Origin & Development
During the late 1800s, the Ottoman Empire controlled most of the Middle East. The Middle East, at the time, was very diverse. Many different ethnic and cultural groups of people lived in the region. By 1900, the Ottoman Empire was in decline and many of the different groups of people living in the Empire wanted to form independent governments managed by people living within their own communities. 
One group that began to form their own ideas about a self-governed or self determined community were Arabs. Many educated Arab students and professors working at universities, like Al-Azhar University, began to publish magazines and form clubs promoting the idea of a unified Arab community or nation.  These ideas became very popular across Arab regions of the former Ottoman Empire. By 1913, Arab organizations from all around the Middle East met to form the first
Arab Congress in Paris, France. At the Congress, Arabs from around the Ottoman Empire discussed the possibility of freeing themselves from the Ottoman Empire and establishing Arab-governed countries. 
The Ottoman Empire responded to the Arab Congress by punishing Arab nationalists. In some territories of the Ottoman Empire, Arab nationalists were put in jail and even killed for their activities. 

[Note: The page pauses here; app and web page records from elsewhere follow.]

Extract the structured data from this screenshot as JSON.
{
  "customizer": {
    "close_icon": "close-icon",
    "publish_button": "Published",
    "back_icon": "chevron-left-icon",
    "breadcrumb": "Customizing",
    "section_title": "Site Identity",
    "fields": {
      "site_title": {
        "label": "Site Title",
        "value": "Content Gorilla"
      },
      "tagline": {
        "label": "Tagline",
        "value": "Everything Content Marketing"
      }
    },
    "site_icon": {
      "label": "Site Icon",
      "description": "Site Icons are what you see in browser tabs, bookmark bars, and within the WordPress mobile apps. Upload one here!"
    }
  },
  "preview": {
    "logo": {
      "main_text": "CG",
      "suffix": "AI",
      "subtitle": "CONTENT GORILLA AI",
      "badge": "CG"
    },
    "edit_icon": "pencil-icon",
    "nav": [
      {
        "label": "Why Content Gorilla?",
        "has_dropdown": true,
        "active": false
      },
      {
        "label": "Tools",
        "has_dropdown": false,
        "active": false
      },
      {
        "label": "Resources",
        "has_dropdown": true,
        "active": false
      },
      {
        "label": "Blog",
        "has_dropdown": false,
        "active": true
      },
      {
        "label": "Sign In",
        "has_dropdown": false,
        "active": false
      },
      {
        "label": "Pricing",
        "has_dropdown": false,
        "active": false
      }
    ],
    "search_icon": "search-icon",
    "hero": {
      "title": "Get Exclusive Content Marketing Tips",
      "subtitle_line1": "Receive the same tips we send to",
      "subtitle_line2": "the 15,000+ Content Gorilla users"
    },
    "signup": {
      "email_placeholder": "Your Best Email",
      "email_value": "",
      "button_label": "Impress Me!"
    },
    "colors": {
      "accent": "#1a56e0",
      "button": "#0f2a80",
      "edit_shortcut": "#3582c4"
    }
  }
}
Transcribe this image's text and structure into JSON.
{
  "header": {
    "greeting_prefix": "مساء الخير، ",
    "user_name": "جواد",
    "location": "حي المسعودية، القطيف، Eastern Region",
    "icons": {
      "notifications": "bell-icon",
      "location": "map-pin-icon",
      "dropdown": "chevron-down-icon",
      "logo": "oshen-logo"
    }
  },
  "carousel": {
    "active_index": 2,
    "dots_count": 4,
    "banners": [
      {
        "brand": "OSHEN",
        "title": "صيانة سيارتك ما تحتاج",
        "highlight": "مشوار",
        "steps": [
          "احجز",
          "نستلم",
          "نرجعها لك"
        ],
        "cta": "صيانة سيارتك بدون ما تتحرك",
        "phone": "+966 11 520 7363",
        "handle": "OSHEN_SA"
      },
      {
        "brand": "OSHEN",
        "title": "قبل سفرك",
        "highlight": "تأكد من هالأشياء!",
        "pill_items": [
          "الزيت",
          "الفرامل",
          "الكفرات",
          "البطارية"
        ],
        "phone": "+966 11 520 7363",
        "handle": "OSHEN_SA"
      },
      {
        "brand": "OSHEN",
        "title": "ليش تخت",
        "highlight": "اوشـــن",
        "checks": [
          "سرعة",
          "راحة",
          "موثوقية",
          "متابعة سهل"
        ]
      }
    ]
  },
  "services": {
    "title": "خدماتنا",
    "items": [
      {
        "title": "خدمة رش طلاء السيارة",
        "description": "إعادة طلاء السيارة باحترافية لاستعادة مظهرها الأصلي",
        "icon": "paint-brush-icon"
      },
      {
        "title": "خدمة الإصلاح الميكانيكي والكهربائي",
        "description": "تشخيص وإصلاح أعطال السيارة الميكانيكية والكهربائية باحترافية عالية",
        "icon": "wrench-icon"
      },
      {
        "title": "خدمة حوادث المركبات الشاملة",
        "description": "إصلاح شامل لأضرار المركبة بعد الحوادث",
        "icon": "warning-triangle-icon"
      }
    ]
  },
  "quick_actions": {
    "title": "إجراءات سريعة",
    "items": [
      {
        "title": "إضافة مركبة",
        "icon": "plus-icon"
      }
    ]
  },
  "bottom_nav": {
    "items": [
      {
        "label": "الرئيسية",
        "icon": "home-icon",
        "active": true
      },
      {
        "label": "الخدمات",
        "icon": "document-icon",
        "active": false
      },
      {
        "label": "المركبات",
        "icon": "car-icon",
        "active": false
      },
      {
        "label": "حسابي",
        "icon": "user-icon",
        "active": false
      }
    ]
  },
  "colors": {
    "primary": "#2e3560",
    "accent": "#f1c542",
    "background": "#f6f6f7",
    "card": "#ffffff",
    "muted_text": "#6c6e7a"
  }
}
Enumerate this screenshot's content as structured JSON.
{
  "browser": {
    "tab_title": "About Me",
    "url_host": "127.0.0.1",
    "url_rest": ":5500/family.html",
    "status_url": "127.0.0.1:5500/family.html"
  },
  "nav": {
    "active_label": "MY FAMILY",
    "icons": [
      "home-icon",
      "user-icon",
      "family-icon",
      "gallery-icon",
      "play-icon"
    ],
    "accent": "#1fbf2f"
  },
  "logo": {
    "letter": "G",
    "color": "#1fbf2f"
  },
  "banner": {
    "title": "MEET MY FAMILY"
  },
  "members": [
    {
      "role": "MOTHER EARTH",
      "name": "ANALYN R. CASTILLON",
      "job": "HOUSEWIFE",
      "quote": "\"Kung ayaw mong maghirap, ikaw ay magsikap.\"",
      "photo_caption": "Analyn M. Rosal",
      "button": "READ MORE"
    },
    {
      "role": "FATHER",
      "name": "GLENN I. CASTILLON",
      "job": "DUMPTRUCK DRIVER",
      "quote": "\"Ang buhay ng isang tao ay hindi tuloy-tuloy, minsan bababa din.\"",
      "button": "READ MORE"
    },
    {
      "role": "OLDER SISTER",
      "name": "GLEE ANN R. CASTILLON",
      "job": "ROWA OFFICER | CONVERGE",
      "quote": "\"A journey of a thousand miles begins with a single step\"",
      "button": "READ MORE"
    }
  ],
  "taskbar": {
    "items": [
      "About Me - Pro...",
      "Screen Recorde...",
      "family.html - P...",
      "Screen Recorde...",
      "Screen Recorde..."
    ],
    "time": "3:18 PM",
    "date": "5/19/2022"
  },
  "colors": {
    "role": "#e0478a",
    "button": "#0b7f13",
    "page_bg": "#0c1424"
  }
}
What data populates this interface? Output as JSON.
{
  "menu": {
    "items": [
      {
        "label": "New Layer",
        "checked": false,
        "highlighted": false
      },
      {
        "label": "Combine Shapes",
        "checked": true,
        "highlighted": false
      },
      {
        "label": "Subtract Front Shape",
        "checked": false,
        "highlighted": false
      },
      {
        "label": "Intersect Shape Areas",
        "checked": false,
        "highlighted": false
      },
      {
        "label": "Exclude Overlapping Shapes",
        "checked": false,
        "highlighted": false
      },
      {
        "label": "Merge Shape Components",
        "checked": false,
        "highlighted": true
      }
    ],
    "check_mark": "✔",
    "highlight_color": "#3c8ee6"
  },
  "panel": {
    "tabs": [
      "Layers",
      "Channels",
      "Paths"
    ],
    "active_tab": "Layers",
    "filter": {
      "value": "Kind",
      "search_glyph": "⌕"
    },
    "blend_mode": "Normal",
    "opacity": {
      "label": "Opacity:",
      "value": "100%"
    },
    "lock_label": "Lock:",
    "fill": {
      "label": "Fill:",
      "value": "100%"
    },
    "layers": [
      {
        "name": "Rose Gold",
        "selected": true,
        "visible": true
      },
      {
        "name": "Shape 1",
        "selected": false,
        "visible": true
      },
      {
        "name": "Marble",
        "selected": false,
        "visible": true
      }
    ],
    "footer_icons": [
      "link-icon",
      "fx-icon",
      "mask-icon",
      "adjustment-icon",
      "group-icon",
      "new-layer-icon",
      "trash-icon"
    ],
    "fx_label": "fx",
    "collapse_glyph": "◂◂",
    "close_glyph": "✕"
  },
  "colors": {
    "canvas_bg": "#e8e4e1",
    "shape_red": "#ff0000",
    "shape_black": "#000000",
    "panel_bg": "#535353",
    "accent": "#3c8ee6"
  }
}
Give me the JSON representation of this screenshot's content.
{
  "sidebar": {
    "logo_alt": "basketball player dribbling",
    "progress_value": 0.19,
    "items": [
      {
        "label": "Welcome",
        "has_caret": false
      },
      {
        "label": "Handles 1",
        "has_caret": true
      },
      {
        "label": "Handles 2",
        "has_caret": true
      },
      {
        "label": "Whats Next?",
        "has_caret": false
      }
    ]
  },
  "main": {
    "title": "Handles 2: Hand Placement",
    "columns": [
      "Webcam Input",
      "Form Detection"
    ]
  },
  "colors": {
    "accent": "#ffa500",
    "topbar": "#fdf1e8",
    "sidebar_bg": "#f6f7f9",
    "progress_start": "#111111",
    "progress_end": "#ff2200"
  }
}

During World War One, many Arab groups support the Allied powers’ military campaign against the Ottoman Empire. At the end of World War I, the Ottoman Empire collapsed, and the Allied Powers met together to decide what would happen to the territory formerly under Ottoman control. Despite supporting the Allies during the war, many Arab countries were not granted their freedom by the Allies. Still eager to gain Independence, Arabs living in occupied countries began to form ideas about what a free Arab state would look like. These ideas would eventually become the backbone of Pan Arabism.